Hanover County has become a beacon
for students from around the globe.
This year, HHS is home to 5 foreign
exchange students, the most out of any
in the County. Each student hails from
a different country, including Switzerland,
Costa Rica and Germany.
“Veronica Corrales is with my family
and she’s from Costa Rica in a little
town where I lived,” Spanish teacher
said, “She found us,
but we had to find an
Another foreign exchange
student at HHS, Sarah
Bossert from Swizterland,
who is living here for this
school year, used an organization
called Education First to
arrange the details of her exchange
year. Education First specializes in
sending foreign students to America,
language classes and international and

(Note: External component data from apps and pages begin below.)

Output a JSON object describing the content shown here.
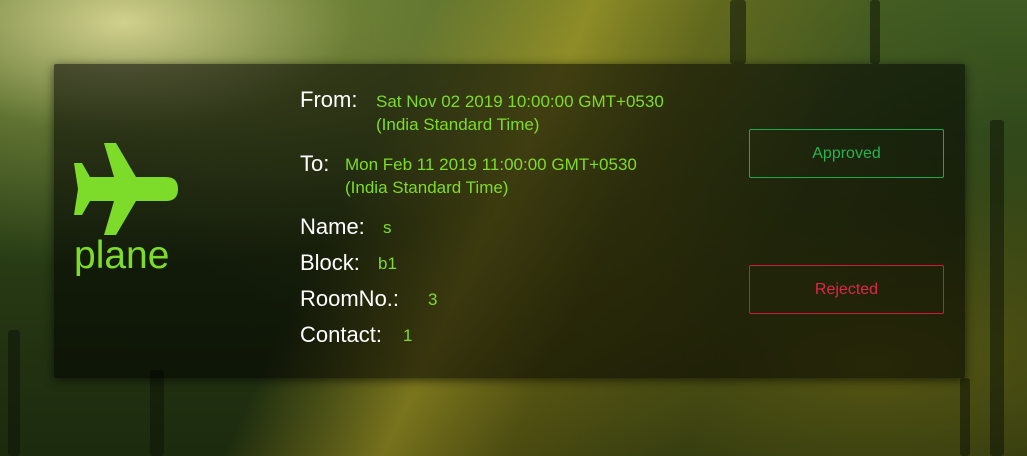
{
  "booking": {
    "vehicle_icon": "plane-icon",
    "vehicle_type": "plane",
    "from_label": "From:",
    "from_value_line1": "Sat Nov 02 2019 10:00:00 GMT+0530",
    "from_value_line2": "(India Standard Time)",
    "to_label": "To:",
    "to_value_line1": "Mon Feb 11 2019 11:00:00 GMT+0530",
    "to_value_line2": "(India Standard Time)",
    "name_label": "Name:",
    "name_value": "s",
    "block_label": "Block:",
    "block_value": "b1",
    "room_label": "RoomNo.:",
    "room_value": "3",
    "contact_label": "Contact:",
    "contact_value": "1"
  },
  "actions": {
    "approve_label": "Approved",
    "reject_label": "Rejected"
  },
  "colors": {
    "accent_green": "#7ddc2a",
    "approve_green": "#26b34f",
    "reject_red": "#e0264a"
  }
}
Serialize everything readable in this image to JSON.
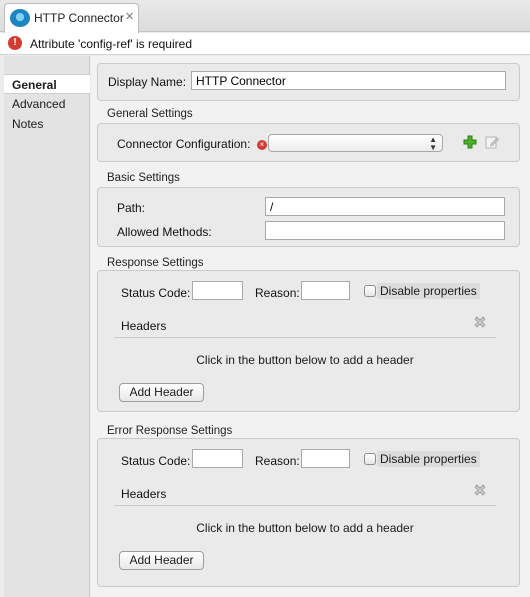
{
  "tab": {
    "title": "HTTP Connector",
    "close": "✕"
  },
  "error": {
    "message": "Attribute 'config-ref' is required"
  },
  "sidebar": {
    "items": [
      {
        "label": "General"
      },
      {
        "label": "Advanced"
      },
      {
        "label": "Notes"
      }
    ]
  },
  "display_name": {
    "label": "Display Name:",
    "value": "HTTP Connector"
  },
  "general_settings": {
    "title": "General Settings",
    "connector_configuration_label": "Connector Configuration:",
    "connector_configuration_value": ""
  },
  "basic_settings": {
    "title": "Basic Settings",
    "path_label": "Path:",
    "path_value": "/",
    "allowed_methods_label": "Allowed Methods:",
    "allowed_methods_value": ""
  },
  "response_settings": {
    "title": "Response Settings",
    "status_code_label": "Status Code:",
    "status_code_value": "",
    "reason_label": "Reason:",
    "reason_value": "",
    "disable_properties_label": "Disable properties",
    "headers_label": "Headers",
    "empty_headers_text": "Click in the button below to add a header",
    "add_header_label": "Add Header"
  },
  "error_response_settings": {
    "title": "Error Response Settings",
    "status_code_label": "Status Code:",
    "status_code_value": "",
    "reason_label": "Reason:",
    "reason_value": "",
    "disable_properties_label": "Disable properties",
    "headers_label": "Headers",
    "empty_headers_text": "Click in the button below to add a header",
    "add_header_label": "Add Header"
  }
}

domestic tours. The company will also
teach English to many Brazilians in
preparation for the 2016 Rio Olympics
(according to ef.edu)
“I had to fill out a 15 page application
and then I got accepted. After that
I just had to do paperwork for my visa,”
The process of going on a foreign
exchange program is long and complex.
Visas have to be obtained as well
as arrangements with insurance companies.
Many private companies exist
to streamline the process, but HHS
doesn’t have its own club or program to
provide students with resources.
“Kids are asking me, ‘Señora, what
if I want to go away?’ and I give them
organizations I’m aware of, but there’s
nothing super organized for the school,”
Wadsworth said. However, some organizations,
such as the Rotary Club, will
sponsor the student and work in tandem
with the school.
Since each company has its own vision
for the students, class requirements
vary. History classes, or other classes
that are specific to America are common.
Bossert is required to take U.S history,
government and English. The rest
of her classes are her choice.
“It’s very individual in the
program. This program requires
[Corrales] to be a junior, when in reality
she’s a sophomore. She has to take
U.S and Virginia History and American
Lit,” Wadsworth said.
Not only do foreign exchange programs
provide incredible opportunities
for the students traveling to other
countries, but to the other students at
the school as well. Wadsworth and
another HHS Spanish teacher Chad
Taylor both participated in foreign exchange
programs as students.
“I was 17, I left Buffalo, New York
and went to Córdoba, Argentina. I lived
with a family and nobody knew any
English,” Wadsworth said, “The experience
is 11 months living in a different
country, in a different culture and
going to school. It’s so incredible for
the student and also for those hosting
Bossert decided to study abroad at a
younger age and based her decision to
come to America off of her prior experiences
in the country.
“ I remember coming home from
school one day and I just decided that I
can’t stand being here any longer.
I have always been interested in doing an exchange
year because I have always loved foreign
cultures and wanted to get to know them,” Bossert
said, “So when I was 14 years old I
decided to leave my country and I signed
up for an exchange year.”
Finding a host family
is also a vital step in finalizing an
exchange year. For many programs,
background checks are required for
every household member above 21. In
addition, the house is surveyed to make
sure that it’s a suitable environment for
Wadsworth described how many
organizations want to ensure that the
student is able to leave their family for
an extended period of time.
“You think of yourself between
15 and 17, coming to live in a foreign
country, are you mature enough?”